“In the U.S. alone, we kill more than 9 billion land animals every year for flesh and secretions we have no need to consume. Globally, nearly 60 billion animals are slaughtered every year. It is impossible to fathom such numbers. But one by one by one by one, in a never-ending, brutal stream, every second of every day animals are peering through the slats of transport trucks, feeling the last sunlight of their lives (which is very possibly also the first); one by one, every second of every day, entering the kill chute of the slaughterhouse and walking those final steps, defenseless and innocent; one by one looking up at the last human face they will ever see— and no kindness, no mercy comes.” – PETA
PETA is a good starting point for looking at the “animal industrial complex”¹ – the use of animals for food, fashion, medical experiments. It is of course a complex and often emotional topic, but certainly one which at very least demands more than indifference.

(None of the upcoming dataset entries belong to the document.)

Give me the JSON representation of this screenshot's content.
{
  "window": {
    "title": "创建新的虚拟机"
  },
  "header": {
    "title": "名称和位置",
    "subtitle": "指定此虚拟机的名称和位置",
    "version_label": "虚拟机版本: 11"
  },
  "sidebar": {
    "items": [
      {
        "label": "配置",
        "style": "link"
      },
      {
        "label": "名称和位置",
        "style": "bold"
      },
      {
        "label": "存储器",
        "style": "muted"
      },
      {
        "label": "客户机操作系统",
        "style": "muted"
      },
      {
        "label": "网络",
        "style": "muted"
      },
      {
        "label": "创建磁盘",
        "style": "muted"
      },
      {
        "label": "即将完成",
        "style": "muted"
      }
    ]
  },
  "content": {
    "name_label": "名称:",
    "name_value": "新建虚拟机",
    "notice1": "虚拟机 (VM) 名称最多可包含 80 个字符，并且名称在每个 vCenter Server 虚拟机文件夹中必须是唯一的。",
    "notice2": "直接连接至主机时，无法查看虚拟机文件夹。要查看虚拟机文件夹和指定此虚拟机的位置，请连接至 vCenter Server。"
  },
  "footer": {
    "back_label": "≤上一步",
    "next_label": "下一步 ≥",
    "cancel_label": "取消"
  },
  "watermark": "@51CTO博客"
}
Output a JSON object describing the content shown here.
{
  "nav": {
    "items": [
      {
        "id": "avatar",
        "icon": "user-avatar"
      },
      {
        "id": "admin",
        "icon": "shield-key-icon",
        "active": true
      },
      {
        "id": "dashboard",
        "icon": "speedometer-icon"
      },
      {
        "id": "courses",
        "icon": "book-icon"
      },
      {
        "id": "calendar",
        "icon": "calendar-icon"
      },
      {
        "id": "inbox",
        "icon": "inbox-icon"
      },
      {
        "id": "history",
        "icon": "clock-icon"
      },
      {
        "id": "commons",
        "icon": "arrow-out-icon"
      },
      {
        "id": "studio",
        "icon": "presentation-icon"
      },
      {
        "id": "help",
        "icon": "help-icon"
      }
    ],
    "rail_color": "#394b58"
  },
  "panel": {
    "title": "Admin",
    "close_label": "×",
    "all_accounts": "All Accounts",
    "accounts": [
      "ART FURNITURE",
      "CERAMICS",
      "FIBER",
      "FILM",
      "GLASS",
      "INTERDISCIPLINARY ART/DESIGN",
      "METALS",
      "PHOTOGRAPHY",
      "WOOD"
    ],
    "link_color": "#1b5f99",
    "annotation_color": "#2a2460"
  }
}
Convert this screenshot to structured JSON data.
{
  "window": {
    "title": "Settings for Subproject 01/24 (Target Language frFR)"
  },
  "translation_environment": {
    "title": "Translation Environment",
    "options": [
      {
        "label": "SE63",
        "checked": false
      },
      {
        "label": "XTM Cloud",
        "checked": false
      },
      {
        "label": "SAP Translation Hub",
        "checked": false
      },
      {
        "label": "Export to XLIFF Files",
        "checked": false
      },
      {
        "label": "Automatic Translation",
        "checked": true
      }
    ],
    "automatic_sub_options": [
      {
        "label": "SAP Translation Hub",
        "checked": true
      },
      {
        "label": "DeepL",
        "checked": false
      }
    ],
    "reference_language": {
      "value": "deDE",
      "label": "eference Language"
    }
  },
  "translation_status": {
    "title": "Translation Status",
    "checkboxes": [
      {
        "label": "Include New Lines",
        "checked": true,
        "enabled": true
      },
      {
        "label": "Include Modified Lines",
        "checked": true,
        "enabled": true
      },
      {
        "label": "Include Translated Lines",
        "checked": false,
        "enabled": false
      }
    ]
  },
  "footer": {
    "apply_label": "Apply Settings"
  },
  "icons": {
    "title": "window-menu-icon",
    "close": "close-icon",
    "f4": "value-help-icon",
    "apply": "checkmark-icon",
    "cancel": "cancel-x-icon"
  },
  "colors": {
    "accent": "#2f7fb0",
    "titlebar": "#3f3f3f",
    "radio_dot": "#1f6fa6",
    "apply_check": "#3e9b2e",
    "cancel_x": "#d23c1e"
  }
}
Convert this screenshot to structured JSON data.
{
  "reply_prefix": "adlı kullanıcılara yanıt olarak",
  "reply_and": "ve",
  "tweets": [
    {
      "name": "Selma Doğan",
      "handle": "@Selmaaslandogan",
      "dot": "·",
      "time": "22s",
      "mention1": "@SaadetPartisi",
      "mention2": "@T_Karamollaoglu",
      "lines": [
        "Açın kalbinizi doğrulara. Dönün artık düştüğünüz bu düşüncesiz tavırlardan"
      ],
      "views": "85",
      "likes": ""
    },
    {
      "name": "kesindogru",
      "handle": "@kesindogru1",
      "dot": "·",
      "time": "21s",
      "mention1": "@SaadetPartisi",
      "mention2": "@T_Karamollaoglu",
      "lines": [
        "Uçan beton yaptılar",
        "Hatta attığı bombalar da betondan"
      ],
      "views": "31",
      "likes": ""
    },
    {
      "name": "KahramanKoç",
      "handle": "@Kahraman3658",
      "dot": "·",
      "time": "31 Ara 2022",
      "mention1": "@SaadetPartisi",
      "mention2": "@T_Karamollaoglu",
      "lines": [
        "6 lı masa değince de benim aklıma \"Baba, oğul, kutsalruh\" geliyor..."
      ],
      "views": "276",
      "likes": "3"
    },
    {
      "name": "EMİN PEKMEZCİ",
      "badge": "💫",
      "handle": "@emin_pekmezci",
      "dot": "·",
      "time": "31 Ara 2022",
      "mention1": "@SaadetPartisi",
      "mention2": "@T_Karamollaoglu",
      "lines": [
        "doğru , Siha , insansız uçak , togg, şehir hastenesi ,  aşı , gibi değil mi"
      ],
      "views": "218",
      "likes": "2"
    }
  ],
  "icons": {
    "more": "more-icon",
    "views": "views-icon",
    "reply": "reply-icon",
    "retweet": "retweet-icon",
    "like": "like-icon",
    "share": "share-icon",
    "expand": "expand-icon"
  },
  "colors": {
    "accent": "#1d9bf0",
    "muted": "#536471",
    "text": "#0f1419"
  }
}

References and further reading:
The footage below is not graphic:
Saddest Slaughterhouse Footage Ever Shows No Blood Or Slaughter
CAUTION: GRAPHIC FOOTAGE
PETA go undercover to provide inside view of ostrich abattoir
Horrific Slaughterhouse Footage: Cattle’s Heads Smashed In With Sledgehammers
PETA Reveals Extreme Cruelty at Kosher Slaughterhouses:
Ducks Kicked, Slammed Against Walls for Meat and Down
PETA is just the beginning; if you are interested in a more detailed analysis of ‘the problem with meat’, there is an excellent book by David A Nibert: Animal oppression and human violence: Domesecration(1), capitalism and Global conflict.
(David A. Nibert. New York: Columbia University Press, 2013. 352 pp., notes, index. $29.50 paper (ISBN 9780231151894); $89.50 cloth (ISBN 9780231151887).
A review by Taylor & Francis Online:
(1) “Animal Oppression & Human Violence, by David A. Nibert, is a provocative counterhistory of the domestication of nonhuman animals, the rise of capitalism, and the violent oppression of humans and other animals. The work challenges dominant narratives that characterize domestication as a feature of historical and contemporary human–animal relations celebrated for its role in the presumed success of human evolution and technological innovation. Nibert offers a different reading of this process, renaming it “domesecration” to highlight the violent role of domestication in colonizing not only the bodies and lives of other animals, but also indigenous peoples around the globe. Contemporary global injustice and inequality, he says, stem from this history of domesecration.
Animal Oppression & Human Violence is a profoundly important book and should be widely read and discussed. It is a book that easily transcends disciplinary boundaries and international borders and has relevance for a diverse set of scholars of social justice and inequality. Nibert urges us to confront the way oppression of, and violence against, humans and other species are intertwined as a critical step in working toward a more just and peaceful world. Thus, understanding and taking seriously multispecies violence should inform not only our intellectual projects of knowledge making, but also our political and ethical commitments in how we ought to live our lives in a multispecies world.